DOE to seek legal guidance over SC decision on JMSU


The Department of Energy (DOE) said over the weekend it would seek legal guidance following the Supreme Court’s (SC) decision that invalidated as unconstitutional the Tripartite Agreement involving China, Vietnam and the Philippines.

“The Department of Energy will study the Supreme Court decision and its implications. The DOE will work closely with the Office of the Solicitor General and the Department of Justice in determining the next steps to be taken on the matter,” Energy Undersecretary Alessandro O. Sales said on Saturday.

In a decision released in full last Friday but promulgated on January 10, 2023, the SC invalidated as unconstitutional the Tripartite Agreement for Joint Marine Seismic Undertaking (JMSU) in the Agreement Area in the South China Sea by and among China National Offshore Oil Corp. (CNOOC), Vietnam Oil and Gas Corp. (PetroVietnam) and Philippine National Oil Co. (PNOC).

The JMSU was signed on March 14, 2005, before incumbent Secretary of Energy Raphael P.M. Lotilla assumed office in his first tenure as Energy Secretary. The Philippine party to the JMSU was PNOC, represented by then PNOC President and CEO Eduardo V. Manalac.

It can be recalled that in January this year, the SC declared the 2005 Tripartite Agreement unconstitutional for allowing wholly-owned foreign corporations to participate in the exploration of the country’s natural resources without observing the safeguards provided in Section 2, Article XII of the 1987 Constitution. It took 14 years for the SC to rule on it.

Under the undertaking, joint explorations will be conducted in the South China Sea, covering 142,886 square kilometers. The agreement covers six islands claimed and occupied by the Philippines in Spratly—Pag-Asa Island, Likas Island, Lawak Island, Kota Island, Patag Island, and Panata Island. However, up to 80 percent of the JMSU site is within the Philippines’s 200-mile exclusive economic zone, prompting the filing of petitions seeking to declare the agreement unconstitutional.

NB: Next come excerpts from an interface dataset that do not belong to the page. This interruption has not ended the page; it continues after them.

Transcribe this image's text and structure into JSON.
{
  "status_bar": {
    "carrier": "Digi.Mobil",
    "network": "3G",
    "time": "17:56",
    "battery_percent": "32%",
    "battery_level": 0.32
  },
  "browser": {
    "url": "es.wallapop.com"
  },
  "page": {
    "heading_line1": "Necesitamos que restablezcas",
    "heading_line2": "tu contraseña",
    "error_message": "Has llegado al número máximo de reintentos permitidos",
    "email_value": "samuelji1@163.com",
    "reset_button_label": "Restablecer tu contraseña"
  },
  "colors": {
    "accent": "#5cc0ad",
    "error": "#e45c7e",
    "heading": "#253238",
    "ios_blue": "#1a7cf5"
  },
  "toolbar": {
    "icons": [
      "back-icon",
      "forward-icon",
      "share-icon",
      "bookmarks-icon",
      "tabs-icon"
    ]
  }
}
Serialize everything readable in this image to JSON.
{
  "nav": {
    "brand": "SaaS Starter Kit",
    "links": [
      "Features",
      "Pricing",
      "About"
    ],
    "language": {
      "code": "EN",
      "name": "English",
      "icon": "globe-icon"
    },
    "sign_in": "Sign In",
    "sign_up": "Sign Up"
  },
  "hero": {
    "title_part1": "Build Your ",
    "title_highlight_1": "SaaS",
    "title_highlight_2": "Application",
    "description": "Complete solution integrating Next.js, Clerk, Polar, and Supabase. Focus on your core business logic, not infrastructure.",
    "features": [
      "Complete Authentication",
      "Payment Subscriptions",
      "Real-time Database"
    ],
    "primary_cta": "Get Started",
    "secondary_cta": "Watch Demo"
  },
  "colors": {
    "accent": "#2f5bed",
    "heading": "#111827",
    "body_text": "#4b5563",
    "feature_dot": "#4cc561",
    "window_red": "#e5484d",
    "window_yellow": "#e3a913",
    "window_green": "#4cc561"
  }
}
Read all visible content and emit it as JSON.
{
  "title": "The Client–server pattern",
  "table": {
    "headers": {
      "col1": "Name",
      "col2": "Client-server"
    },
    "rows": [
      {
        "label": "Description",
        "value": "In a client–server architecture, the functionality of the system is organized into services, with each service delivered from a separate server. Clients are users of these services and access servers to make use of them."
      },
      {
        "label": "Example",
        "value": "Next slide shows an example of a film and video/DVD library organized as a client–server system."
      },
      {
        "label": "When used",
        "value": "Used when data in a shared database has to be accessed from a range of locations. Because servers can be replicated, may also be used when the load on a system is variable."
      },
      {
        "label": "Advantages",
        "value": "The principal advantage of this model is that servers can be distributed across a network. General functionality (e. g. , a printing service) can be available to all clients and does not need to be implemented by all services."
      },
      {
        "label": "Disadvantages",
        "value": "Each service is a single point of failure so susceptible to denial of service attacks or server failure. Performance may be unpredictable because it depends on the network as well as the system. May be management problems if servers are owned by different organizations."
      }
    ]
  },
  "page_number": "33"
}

The petition was filed by former Rep. Carlos Isagani Zarate (Bayan Muna) in 2008.

The respondent said then that Section 2, Article XII of the Constitution was inapplicable because it only covers exploration, development and utilization of natural resources and not pre-exploration activities, which the JMSU covers.

The SC, noting that the term “exploration” pertains to a search or discovery of something in both its ordinary or technical sense, ruled that the JMSU involves the exploration of the country’s natural  resources, particularly petroleum.

Citing the text of the fifth whereas clause of the JMSU, which states the Parties “expressed desire to engage in a joint research of petroleum resource potential of a certain area of the South China Sea as a pre-exploration activity,” the Court said that it is clear that the JMSU was executed for the purpose of determining if petroleum exists in the agreement area.